May 7, 2021, Words By: Joel Aguilar, Image By: unknown
One of the fears that still holds my heart captive at times is the fear of going to hell. My “judgment anxiety” was the outcome of the formative years I spent in a soul-saving evangelical tradition; it left me a dent in my soul.
For that reason, I have to be extra careful when I read Scripture. Even though I’m less anxious these days, my old self still has a tendency to view God’s story through the lens of condemnation and legalism. I can feel it happening when I encounter individual verses like this one from last week’s Gospel passage: “Whoever does not abide in me is thrown away like a branch and withers; such branches are gathered, thrown into the fire, and burned.” When I read that out of context, I can easily see myself burning like one of those branches who did not carry much fruit.
Fear of not bearing fruit and burning in hell is what fueled my life for many years.

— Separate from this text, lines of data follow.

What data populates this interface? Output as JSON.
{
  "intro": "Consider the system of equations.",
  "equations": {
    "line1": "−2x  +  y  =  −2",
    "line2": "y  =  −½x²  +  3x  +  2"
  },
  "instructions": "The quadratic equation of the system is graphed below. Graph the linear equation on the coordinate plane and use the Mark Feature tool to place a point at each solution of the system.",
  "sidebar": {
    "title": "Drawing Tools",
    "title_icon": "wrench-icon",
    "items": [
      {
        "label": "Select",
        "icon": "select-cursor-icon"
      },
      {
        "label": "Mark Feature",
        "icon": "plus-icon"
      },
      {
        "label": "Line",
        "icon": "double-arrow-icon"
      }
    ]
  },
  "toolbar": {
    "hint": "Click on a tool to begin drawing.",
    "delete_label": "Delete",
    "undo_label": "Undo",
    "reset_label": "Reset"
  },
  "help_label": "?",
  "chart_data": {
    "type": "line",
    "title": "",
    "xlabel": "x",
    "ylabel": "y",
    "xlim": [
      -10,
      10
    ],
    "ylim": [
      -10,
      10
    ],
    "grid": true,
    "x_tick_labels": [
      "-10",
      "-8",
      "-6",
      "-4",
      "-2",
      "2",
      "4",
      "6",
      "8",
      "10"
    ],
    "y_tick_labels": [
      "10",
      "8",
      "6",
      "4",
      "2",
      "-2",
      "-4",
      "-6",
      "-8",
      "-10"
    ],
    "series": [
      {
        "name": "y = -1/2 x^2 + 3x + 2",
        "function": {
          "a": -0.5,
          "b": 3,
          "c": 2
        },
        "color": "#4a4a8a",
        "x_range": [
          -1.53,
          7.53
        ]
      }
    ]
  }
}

I remember one occasion in particular where I was talking with a friend, David, in the slums of Guatemala City. I was desperately trying to persuade him to open his heart to Jesus. David was a very skinny looking guy. I think that’s why he always tried to look like a tough gangster. He had a gun, but he didn’t even know how to take the safety off. David was always high, and in the early years of our friendship, his blood-shot eyes hid the true color and depth of his soul.
As I was telling David how terrible hell would be, he turned to me and said, “And what do you think this is?” He pointed to the rotten wood poles that held the rusty tin sheets that served as walls for his shack. The metal sheets had as many holes as a slice of swiss cheese. Then, I heard the two children he had already brought into the world even though he was just fifteen. And I smelled the rottenness of the dirt floor, wet with the sewer water that came from the toilet next to us. At that moment, I realized that I was sitting with him in hell.
That shack was our regular hangout for many years. It became his confessional. That place is where he shared some of the most horrible stories of abuse that I have heard. Sometimes, David even got high in front of me as he shared some of the most painful experiences he had endured in his short life.
One day, I realized that we had actually become friends. In a conversation we had towards the end of my years working in that specific slum community David said to me, “I ain’t gay or nothing like that, but I just wanna tell you that I like you, and you are my friend.”
I still don’t know what I did to earn that title. But, it felt as if it was Jesus himself uttering the same words of this week’s passage, “I have called you friends.”
In this week’s text, I believe that Jesus is inviting us to relate to others as he relates to us, not out of fear, but out of love and abundance. I don’t pretend to know what that means in every circumstance. After all, life is complicated. But David taught me that sometimes it means we should be willing to sit in hell alongside our friends. Maybe that’s the reason Jesus invites us to love one another—that is the fruit!
I wish I would have paid attention to this before. Silly me! And I thought the fruit was to win souls through the fear of judgment! Instead, the fruit was always there, hanging low—the friendship and love Jesus himself models for us—the love from God’s very own Holy Spirit. That is the only love that can actually transform and save us all.
Dwelling Among Us
This week, I want to invite you to think of the relationships that surround you and reflect on these questions:
Would you be willing to sit with them in hell?
How far are you willing to go to give your life for others?